Stored dataset items:
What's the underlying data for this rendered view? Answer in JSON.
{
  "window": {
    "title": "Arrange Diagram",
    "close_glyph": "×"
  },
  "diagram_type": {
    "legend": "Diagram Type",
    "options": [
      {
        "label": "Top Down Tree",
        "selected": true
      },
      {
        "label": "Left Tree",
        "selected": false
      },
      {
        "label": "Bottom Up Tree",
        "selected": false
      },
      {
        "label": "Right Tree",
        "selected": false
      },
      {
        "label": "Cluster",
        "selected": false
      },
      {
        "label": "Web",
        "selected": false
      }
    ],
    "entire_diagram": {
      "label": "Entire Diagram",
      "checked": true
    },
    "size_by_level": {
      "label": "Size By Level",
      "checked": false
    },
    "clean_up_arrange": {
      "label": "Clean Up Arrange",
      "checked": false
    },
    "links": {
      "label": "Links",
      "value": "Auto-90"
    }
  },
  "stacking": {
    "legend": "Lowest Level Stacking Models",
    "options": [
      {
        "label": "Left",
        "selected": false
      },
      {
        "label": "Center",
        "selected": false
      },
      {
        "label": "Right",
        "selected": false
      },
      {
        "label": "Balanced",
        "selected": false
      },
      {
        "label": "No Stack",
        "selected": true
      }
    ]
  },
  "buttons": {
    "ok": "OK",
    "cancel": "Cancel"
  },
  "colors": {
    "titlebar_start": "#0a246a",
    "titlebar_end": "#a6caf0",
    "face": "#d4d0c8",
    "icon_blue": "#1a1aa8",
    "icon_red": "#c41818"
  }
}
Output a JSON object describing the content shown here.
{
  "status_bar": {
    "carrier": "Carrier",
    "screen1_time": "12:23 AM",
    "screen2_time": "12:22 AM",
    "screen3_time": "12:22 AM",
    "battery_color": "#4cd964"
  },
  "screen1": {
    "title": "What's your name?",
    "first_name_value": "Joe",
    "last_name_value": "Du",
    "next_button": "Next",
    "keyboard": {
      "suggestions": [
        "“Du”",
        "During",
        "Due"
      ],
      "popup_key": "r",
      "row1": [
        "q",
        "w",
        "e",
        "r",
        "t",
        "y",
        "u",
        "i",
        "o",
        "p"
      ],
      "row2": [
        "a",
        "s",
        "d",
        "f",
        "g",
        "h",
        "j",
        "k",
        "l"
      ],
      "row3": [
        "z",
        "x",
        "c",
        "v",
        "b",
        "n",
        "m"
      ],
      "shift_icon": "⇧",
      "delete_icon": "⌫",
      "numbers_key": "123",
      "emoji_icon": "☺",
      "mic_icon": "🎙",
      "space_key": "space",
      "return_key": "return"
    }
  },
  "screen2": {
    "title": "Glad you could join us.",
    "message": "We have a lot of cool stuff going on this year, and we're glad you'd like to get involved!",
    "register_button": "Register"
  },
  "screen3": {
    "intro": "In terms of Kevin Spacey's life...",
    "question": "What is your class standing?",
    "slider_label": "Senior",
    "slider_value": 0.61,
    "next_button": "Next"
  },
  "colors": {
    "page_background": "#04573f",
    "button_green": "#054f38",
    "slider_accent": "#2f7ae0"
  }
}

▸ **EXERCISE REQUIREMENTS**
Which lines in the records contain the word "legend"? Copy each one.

▸ **OUTPUT OF THE TASK**
    "legend": "Diagram Type",
    "legend": "Lowest Level Stacking Models",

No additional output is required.